═════ AVAILABLE DATA
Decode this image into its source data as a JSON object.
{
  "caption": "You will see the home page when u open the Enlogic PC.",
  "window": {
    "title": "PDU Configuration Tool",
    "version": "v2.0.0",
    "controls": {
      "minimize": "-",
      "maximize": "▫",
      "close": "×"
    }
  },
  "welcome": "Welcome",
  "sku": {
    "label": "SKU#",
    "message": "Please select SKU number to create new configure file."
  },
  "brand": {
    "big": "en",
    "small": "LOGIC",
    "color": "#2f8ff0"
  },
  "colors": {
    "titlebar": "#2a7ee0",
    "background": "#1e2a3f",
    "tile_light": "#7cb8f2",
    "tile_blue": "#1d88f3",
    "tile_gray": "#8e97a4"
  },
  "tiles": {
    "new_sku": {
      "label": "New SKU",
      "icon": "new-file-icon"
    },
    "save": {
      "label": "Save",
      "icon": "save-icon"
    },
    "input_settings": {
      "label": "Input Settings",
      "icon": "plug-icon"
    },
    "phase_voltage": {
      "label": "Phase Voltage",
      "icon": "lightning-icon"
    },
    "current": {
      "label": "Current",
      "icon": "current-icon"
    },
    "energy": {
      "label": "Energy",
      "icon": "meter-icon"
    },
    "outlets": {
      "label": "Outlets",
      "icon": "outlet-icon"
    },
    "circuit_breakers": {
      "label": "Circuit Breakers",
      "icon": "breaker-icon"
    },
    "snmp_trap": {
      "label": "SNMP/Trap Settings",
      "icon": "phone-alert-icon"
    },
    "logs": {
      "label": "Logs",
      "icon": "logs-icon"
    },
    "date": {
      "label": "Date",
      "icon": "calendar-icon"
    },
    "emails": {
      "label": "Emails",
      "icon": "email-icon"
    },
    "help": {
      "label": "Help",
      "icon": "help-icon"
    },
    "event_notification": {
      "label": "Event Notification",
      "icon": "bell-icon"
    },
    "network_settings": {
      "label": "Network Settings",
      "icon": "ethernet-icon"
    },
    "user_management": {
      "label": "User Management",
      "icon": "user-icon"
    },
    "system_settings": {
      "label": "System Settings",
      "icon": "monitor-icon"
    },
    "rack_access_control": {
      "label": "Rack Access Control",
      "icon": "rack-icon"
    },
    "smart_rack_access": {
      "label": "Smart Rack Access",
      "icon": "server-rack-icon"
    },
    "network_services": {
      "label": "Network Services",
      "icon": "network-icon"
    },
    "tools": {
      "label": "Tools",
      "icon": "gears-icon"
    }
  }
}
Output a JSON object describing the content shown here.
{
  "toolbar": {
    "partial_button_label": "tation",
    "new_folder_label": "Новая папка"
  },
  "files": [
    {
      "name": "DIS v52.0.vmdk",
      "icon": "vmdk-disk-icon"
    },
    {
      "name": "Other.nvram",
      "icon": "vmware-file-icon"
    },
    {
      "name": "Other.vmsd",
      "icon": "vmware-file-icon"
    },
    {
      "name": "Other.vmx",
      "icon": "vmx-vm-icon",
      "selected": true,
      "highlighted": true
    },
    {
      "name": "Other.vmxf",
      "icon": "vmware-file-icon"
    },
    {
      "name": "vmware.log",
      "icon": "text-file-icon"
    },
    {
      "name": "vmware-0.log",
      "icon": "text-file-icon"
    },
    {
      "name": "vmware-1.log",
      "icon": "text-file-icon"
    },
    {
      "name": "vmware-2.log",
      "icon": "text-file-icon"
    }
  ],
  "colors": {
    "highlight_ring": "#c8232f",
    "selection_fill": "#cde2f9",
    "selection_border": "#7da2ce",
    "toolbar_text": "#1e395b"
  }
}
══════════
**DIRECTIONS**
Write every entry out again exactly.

**ANSWER SECTION**
Decode this image into its source data as a JSON object.
{
  "caption": "You will see the home page when u open the Enlogic PC.",
  "window": {
    "title": "PDU Configuration Tool",
    "version": "v2.0.0",
    "controls": {
      "minimize": "-",
      "maximize": "▫",
      "close": "×"
    }
  },
  "welcome": "Welcome",
  "sku": {
    "label": "SKU#",
    "message": "Please select SKU number to create new configure file."
  },
  "brand": {
    "big": "en",
    "small": "LOGIC",
    "color": "#2f8ff0"
  },
  "colors": {
    "titlebar": "#2a7ee0",
    "background": "#1e2a3f",
    "tile_light": "#7cb8f2",
    "tile_blue": "#1d88f3",
    "tile_gray": "#8e97a4"
  },
  "tiles": {
    "new_sku": {
      "label": "New SKU",
      "icon": "new-file-icon"
    },
    "save": {
      "label": "Save",
      "icon": "save-icon"
    },
    "input_settings": {
      "label": "Input Settings",
      "icon": "plug-icon"
    },
    "phase_voltage": {
      "label": "Phase Voltage",
      "icon": "lightning-icon"
    },
    "current": {
      "label": "Current",
      "icon": "current-icon"
    },
    "energy": {
      "label": "Energy",
      "icon": "meter-icon"
    },
    "outlets": {
      "label": "Outlets",
      "icon": "outlet-icon"
    },
    "circuit_breakers": {
      "label": "Circuit Breakers",
      "icon": "breaker-icon"
    },
    "snmp_trap": {
      "label": "SNMP/Trap Settings",
      "icon": "phone-alert-icon"
    },
    "logs": {
      "label": "Logs",
      "icon": "logs-icon"
    },
    "date": {
      "label": "Date",
      "icon": "calendar-icon"
    },
    "emails": {
      "label": "Emails",
      "icon": "email-icon"
    },
    "help": {
      "label": "Help",
      "icon": "help-icon"
    },
    "event_notification": {
      "label": "Event Notification",
      "icon": "bell-icon"
    },
    "network_settings": {
      "label": "Network Settings",
      "icon": "ethernet-icon"
    },
    "user_management": {
      "label": "User Management",
      "icon": "user-icon"
    },
    "system_settings": {
      "label": "System Settings",
      "icon": "monitor-icon"
    },
    "rack_access_control": {
      "label": "Rack Access Control",
      "icon": "rack-icon"
    },
    "smart_rack_access": {
      "label": "Smart Rack Access",
      "icon": "server-rack-icon"
    },
    "network_services": {
      "label": "Network Services",
      "icon": "network-icon"
    },
    "tools": {
      "label": "Tools",
      "icon": "gears-icon"
    }
  }
}
Output a JSON object describing the content shown here.
{
  "toolbar": {
    "partial_button_label": "tation",
    "new_folder_label": "Новая папка"
  },
  "files": [
    {
      "name": "DIS v52.0.vmdk",
      "icon": "vmdk-disk-icon"
    },
    {
      "name": "Other.nvram",
      "icon": "vmware-file-icon"
    },
    {
      "name": "Other.vmsd",
      "icon": "vmware-file-icon"
    },
    {
      "name": "Other.vmx",
      "icon": "vmx-vm-icon",
      "selected": true,
      "highlighted": true
    },
    {
      "name": "Other.vmxf",
      "icon": "vmware-file-icon"
    },
    {
      "name": "vmware.log",
      "icon": "text-file-icon"
    },
    {
      "name": "vmware-0.log",
      "icon": "text-file-icon"
    },
    {
      "name": "vmware-1.log",
      "icon": "text-file-icon"
    },
    {
      "name": "vmware-2.log",
      "icon": "text-file-icon"
    }
  ],
  "colors": {
    "highlight_ring": "#c8232f",
    "selection_fill": "#cde2f9",
    "selection_border": "#7da2ce",
    "toolbar_text": "#1e395b"
  }
}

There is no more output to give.